- **Available data**
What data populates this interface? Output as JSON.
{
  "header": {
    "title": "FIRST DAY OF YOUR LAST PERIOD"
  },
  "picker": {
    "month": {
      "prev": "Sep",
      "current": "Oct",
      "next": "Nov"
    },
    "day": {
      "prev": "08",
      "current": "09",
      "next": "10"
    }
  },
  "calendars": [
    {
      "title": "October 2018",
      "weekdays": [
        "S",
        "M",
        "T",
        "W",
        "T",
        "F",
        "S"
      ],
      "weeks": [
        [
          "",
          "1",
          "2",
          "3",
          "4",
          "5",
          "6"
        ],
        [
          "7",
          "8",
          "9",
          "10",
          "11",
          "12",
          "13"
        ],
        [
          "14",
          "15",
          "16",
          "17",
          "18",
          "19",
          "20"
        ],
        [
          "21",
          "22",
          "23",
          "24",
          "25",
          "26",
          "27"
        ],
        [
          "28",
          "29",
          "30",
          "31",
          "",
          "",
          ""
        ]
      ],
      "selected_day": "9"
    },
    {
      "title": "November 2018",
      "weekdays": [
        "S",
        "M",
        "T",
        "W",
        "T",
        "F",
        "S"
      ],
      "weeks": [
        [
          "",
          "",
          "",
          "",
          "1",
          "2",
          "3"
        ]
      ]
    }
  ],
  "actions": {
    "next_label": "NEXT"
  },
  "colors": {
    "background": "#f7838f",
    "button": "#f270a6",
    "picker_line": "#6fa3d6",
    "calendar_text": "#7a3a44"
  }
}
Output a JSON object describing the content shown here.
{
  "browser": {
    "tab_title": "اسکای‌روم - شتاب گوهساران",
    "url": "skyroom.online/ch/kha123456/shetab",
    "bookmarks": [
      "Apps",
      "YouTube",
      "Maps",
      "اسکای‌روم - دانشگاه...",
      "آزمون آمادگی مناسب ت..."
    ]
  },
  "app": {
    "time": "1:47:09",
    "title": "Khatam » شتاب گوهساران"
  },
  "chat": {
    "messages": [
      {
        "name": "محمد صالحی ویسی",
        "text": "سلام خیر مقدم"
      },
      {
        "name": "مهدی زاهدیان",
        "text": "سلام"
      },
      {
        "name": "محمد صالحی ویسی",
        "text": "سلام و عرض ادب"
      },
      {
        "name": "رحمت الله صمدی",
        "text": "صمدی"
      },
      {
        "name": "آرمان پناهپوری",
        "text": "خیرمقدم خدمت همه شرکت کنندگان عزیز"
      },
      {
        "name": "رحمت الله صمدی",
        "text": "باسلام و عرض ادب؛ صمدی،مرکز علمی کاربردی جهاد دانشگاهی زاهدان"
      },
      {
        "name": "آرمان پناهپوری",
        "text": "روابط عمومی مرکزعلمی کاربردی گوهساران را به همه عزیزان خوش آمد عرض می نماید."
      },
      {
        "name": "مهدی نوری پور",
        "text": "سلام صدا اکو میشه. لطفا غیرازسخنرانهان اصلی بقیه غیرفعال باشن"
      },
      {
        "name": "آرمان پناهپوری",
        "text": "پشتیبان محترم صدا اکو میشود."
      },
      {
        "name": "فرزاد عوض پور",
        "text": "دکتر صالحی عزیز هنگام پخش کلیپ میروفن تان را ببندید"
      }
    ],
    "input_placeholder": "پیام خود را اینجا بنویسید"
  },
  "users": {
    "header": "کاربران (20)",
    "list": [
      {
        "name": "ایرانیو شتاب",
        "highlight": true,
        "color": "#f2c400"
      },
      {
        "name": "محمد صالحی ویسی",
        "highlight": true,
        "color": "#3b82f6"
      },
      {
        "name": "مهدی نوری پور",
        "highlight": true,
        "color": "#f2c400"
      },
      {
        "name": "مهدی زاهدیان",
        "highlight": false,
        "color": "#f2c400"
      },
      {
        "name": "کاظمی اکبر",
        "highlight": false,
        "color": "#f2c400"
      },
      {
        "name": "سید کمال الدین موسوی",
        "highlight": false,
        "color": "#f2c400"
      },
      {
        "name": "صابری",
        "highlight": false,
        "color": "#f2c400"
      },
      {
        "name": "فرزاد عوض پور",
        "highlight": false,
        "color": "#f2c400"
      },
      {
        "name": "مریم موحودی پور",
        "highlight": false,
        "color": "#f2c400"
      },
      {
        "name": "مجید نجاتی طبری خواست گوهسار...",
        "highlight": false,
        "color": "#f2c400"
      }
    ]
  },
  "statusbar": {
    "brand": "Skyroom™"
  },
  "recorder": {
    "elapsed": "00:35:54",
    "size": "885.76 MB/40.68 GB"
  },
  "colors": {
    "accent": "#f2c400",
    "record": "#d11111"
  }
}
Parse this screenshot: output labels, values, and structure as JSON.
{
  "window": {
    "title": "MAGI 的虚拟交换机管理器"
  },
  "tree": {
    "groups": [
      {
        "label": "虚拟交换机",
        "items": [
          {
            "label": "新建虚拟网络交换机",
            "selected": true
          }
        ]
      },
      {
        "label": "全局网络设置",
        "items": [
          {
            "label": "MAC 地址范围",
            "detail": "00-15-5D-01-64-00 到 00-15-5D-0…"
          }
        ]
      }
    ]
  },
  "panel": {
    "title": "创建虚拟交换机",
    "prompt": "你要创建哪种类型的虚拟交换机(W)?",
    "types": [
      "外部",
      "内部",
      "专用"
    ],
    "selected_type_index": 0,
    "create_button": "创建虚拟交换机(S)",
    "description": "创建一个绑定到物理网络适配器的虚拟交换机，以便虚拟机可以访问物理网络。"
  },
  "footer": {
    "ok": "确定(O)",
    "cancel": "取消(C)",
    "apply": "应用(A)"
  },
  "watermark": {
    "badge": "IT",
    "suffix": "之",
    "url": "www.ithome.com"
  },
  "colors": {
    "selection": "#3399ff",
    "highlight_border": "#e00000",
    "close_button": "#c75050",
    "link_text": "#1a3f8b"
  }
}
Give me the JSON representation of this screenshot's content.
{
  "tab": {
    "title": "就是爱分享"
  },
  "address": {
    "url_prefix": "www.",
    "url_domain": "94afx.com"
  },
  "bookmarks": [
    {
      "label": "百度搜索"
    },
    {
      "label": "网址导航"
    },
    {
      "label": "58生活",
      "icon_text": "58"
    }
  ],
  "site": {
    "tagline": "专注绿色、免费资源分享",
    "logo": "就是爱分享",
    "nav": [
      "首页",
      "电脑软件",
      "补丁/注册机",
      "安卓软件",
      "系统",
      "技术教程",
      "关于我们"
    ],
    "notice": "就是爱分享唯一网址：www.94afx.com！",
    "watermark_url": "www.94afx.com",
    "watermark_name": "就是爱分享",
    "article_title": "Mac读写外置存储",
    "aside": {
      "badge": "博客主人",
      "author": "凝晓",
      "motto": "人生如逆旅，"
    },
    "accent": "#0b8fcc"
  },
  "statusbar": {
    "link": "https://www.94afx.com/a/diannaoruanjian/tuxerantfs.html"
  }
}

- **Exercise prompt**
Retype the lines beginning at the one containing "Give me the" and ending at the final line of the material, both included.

- **Answer for the task**
Give me the JSON representation of this screenshot's content.
{
  "tab": {
    "title": "就是爱分享"
  },
  "address": {
    "url_prefix": "www.",
    "url_domain": "94afx.com"
  },
  "bookmarks": [
    {
      "label": "百度搜索"
    },
    {
      "label": "网址导航"
    },
    {
      "label": "58生活",
      "icon_text": "58"
    }
  ],
  "site": {
    "tagline": "专注绿色、免费资源分享",
    "logo": "就是爱分享",
    "nav": [
      "首页",
      "电脑软件",
      "补丁/注册机",
      "安卓软件",
      "系统",
      "技术教程",
      "关于我们"
    ],
    "notice": "就是爱分享唯一网址：www.94afx.com！",
    "watermark_url": "www.94afx.com",
    "watermark_name": "就是爱分享",
    "article_title": "Mac读写外置存储",
    "aside": {
      "badge": "博客主人",
      "author": "凝晓",
      "motto": "人生如逆旅，"
    },
    "accent": "#0b8fcc"
  },
  "statusbar": {
    "link": "https://www.94afx.com/a/diannaoruanjian/tuxerantfs.html"
  }
}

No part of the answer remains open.